I do regret that the remarkable monk, whose abridged views on monachism I have here given, should have requested me never to give his name, when he allows me to tell some of his adventures, which will make a most interesting romance. Faithful to his promise, he went, as an Oblate, to preach to the savages of the Rocky Mountains, and there, without noise, he slipped out of their hands; broke his chains to live the life of a freedman of Christ, in the holy bonds of a Christian marriage with a respectable American lady.

Weak and timid soldier that I was once; frightened by the ruins spread everywhere on the battle-field, I looked around to find a shelter against the impending danger; I thought that the monastery of the Oblates of Mary Immaculate was one of those strong towers, built by my God, where the arrows of the enemy could not reach me, and I threw myself into it.

But, hardly beginning to hope that I was out of danger, behind those dark and high walls, when I saw them shaking like a drunken man; and the voice of God passed like a hurricane over me.

Suddenly, the high towers and walls around me fell to the ground, and were turned into dust. Not one stone remained on another.

And I heard a voice saying to me: "Soldier! come out and get in the light of the sun; trust no more in the walls built by the hand of man; they are nothing but dust. Come and fight in the open day, under the eyes of God, protected only by the gospel banner of Christ! come out from behind those walls they are a diabolical deception, a snare, a fraud!"

I listened to the voice, and I bade adieu to the inmates of the monastery of the Oblates of Mary Immaculate.

When, on the 1st of November, 1847, I pressed them on my heart for the last time, I felt the burning tears of many of them falling on my cheeks, and my tears moistened their faces: for they loved me, and I loved them. I had met there several noble hearts and precious souls worthy of a better fate. Oh! if I could have, at the price of my life, given them the light and liberty which my merciful God had given me! But they were in the dark; and there was no power in me to change their darkness into light. The hand of God brought me back to my dear Canada, that I might again offer it the sweat and the labours, the love and life of the least of its sons.

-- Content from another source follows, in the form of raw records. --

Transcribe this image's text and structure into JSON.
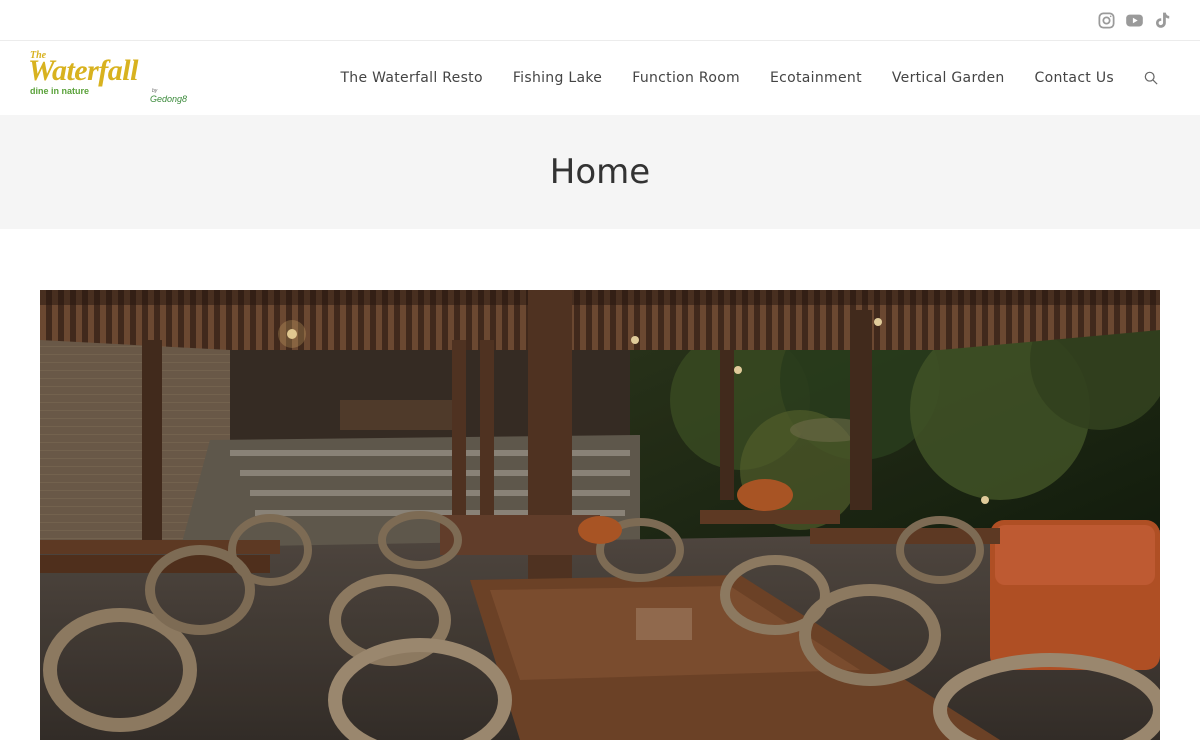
{
  "social": {
    "icons": [
      "instagram-icon",
      "youtube-icon",
      "tiktok-icon"
    ],
    "color": "#9a9a9a"
  },
  "logo": {
    "the": "The",
    "name": "Waterfall",
    "tagline": "dine in nature",
    "by": "by",
    "brand": "Gedong8"
  },
  "nav": {
    "items": [
      {
        "label": "The Waterfall Resto"
      },
      {
        "label": "Fishing Lake"
      },
      {
        "label": "Function Room"
      },
      {
        "label": "Ecotainment"
      },
      {
        "label": "Vertical Garden"
      },
      {
        "label": "Contact Us"
      }
    ],
    "search_icon": "search-icon"
  },
  "page": {
    "title": "Home"
  },
  "colors": {
    "logo_gold": "#d8b21f",
    "logo_green": "#5aa23a",
    "title_band": "#f5f5f5",
    "text": "#333333"
  }
}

Foot Notes


[*] "The Pope, the Kings, and the People" (Mullan & Son, Paternoster Square), pp. 269-70. Also see (London) Standard, 7th April, 1870.

Continue to Chapter 43